“This is a revolutionary book and a must-read for everyone,” says Eric Marcotulli, founder and CEO of Elysium Health, a supplement line based on emerging science in genomics and longevity.  He says that he found the research on cognitive bias, or our patterns of deviating from rational judgement, especially useful. “Understanding cognitive bias and its influence on our thought processes is central to critical thinking, which is an important skill for any founder.”

Picking just one book was a challenge for Ashley Sumner, cofounder and CEO of Quilt, a community platform for women to open their homes to other women for coworking or group forums. But ultimately, she says this one tops her list because it reminds her to double down when her gut tells her to go against the grain.

“As an entrepreneur and CEO with investors and shareholders, it can be very easy to get pushed into thinking like everyone else. But the whole reason I’m where I’m at today is because I don’t,” she says. “This book did a beautiful job of reinspiring the original in me, the unconventional thinker, while debunking some myths around what is necessary to become an original.”

“Ben Horowitz is a Silicon Valley venture capitalist and thought leader who I’ve followed and respected for a long time,” says Julie Roth Novack, cofounder and CEO of event-planning platform Party Slate.

She especially enjoys the author’s nontraditional approach to business advice and says his latest work is no exception. “In his new book, Horowitz takes another unique perspective, this time using nonbusiness, historical figures and their experiences to suggest how to build a strong company culture,” she says. “As a startup CEO of a fast-growing company, a strong culture is key to scaling and retaining top talent.”

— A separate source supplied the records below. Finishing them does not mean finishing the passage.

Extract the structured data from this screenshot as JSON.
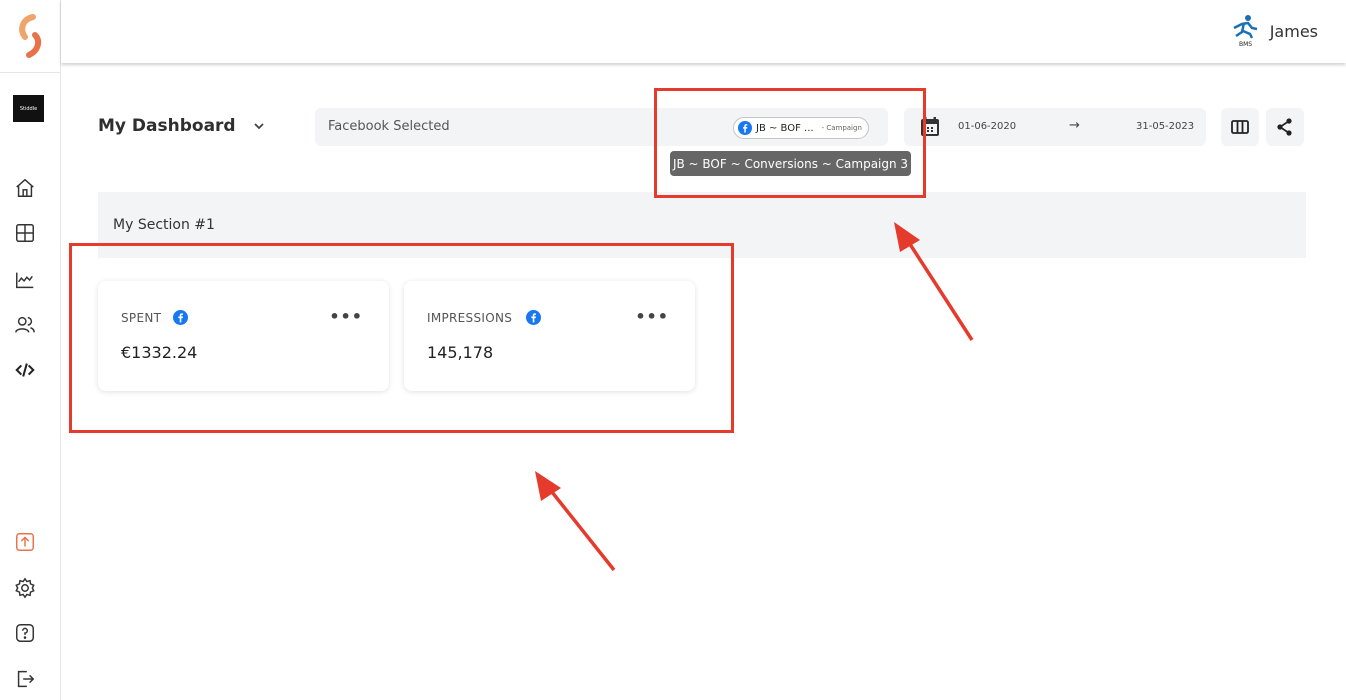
{
  "workspace": {
    "logo_text": "Stiddle"
  },
  "user": {
    "name": "James",
    "avatar_label": "BMS"
  },
  "dashboard": {
    "title": "My Dashboard"
  },
  "filter": {
    "label": "Facebook Selected",
    "chip_text": "JB ~ BOF ...",
    "chip_sub": "- Campaign",
    "tooltip": "JB ~ BOF ~ Conversions ~ Campaign 3"
  },
  "dates": {
    "start": "01-06-2020",
    "arrow": "→",
    "end": "31-05-2023"
  },
  "section": {
    "title": "My Section #1"
  },
  "cards": [
    {
      "label": "SPENT",
      "value": "€1332.24",
      "menu": "•••"
    },
    {
      "label": "IMPRESSIONS",
      "value": "145,178",
      "menu": "•••"
    }
  ],
  "colors": {
    "accent": "#e8734a",
    "facebook": "#1877f2",
    "annotation": "#e53b2c"
  },
  "icons": [
    "logo-icon",
    "home-icon",
    "dashboard-icon",
    "analytics-icon",
    "users-icon",
    "code-icon",
    "upload-icon",
    "settings-icon",
    "help-icon",
    "logout-icon",
    "facebook-icon",
    "calendar-icon",
    "columns-icon",
    "share-icon",
    "chevron-down-icon"
  ]
}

** Beck Bamberger founded BAM Communications in 2008 and writes regularly for Forbes, Inc., and HuffPost about entrepreneurship, public relations, and culture.